Monday, October 14, 2013

towing the line

We can haz a draw bar and tow-hitch!

Now in most people's universe that is not a stellar event. But when you're trying a high level of self sufficiency, it means you have scavenged a tow hitch from the tip, and got a friend to do a spot of welding on it. It's a major step as the trailer exists, and will now go through the hoops to become street legal (which won't be quite as cheap as the tow-hitch, but will still be maybe 150 dollars - which ain't bad for something that will allow us to cart stuff around - much more easily - including the boat.) Officially this is the Zoo's carrier, but I am already planning on using it for the large supply of tree debris from the storm, a load of wood, and a load of sheep manure. Not sure if it would do a load of horse poo, or cow,(it's a very light trailer) but sheep is light.

Years ago, when we were young flat-dwellers, newly together, and Barbara's family still owned the farm in the Drakensberg from whence the family rock comes, we were industriously, every weekend and holiday, trying to fix the old place on every trip we did up there. Purchases on not very much spare cash (Yes, we have practice)of various tools and bits of kit for the farm became pretty important to us. The Robin brush-cutter with its delightful Japanenglish instructions 'If you fell your leg in a hole, place blade in earth to stop revolutions' was one of our first, and did tons of work (all of which has now returned to bramble and invasive wattle after the place was expropriated by the conservation authorities... because of the wattle :-( It's now FAR worse than it was). We asked an engineer friend what bit of kit we needed most, next.

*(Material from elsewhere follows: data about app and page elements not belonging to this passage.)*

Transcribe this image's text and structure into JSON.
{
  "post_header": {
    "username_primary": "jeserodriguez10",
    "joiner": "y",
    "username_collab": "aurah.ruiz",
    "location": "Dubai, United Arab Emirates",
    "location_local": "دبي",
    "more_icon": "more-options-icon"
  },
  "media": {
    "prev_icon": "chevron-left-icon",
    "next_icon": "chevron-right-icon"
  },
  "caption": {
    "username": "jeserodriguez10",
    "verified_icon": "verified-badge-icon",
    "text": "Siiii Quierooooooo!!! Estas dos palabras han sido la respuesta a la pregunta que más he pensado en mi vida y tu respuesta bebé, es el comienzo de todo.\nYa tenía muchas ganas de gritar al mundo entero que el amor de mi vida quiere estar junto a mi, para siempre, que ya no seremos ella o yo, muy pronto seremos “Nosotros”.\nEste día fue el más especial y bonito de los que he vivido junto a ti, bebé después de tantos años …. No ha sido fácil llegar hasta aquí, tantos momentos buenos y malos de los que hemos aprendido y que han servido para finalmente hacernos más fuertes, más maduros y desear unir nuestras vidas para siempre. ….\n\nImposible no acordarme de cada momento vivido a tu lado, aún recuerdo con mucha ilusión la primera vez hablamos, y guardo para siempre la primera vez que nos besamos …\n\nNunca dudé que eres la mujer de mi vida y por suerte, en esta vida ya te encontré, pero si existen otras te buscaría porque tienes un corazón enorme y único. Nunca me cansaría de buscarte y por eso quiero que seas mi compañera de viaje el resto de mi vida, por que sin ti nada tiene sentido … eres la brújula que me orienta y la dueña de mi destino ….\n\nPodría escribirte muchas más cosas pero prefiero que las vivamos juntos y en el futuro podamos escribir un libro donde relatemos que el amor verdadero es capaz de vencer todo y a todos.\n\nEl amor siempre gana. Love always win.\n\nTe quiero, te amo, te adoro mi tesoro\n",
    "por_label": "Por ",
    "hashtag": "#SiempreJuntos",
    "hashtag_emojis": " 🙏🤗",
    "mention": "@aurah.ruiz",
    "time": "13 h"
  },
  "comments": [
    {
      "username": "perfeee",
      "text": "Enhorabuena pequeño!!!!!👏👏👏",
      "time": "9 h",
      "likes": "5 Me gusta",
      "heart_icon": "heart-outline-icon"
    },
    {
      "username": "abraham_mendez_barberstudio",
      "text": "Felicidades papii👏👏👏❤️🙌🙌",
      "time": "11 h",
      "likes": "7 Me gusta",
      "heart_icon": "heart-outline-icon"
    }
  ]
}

His answer was 'off-road motive power.' Something to carry big loads from A-Z. I didn't really get it, then. We had strong backs and the volumes we were dealing with and distances we were moving stuff was small. I've learned since how right he was, and how this can multiply what you can achieve. A trailer and a two wheel drive ute isn't enough, but it's a big step up on a sedan car, or your legs and back.

And we work towards bigger steps.


No comments:

Post a Comment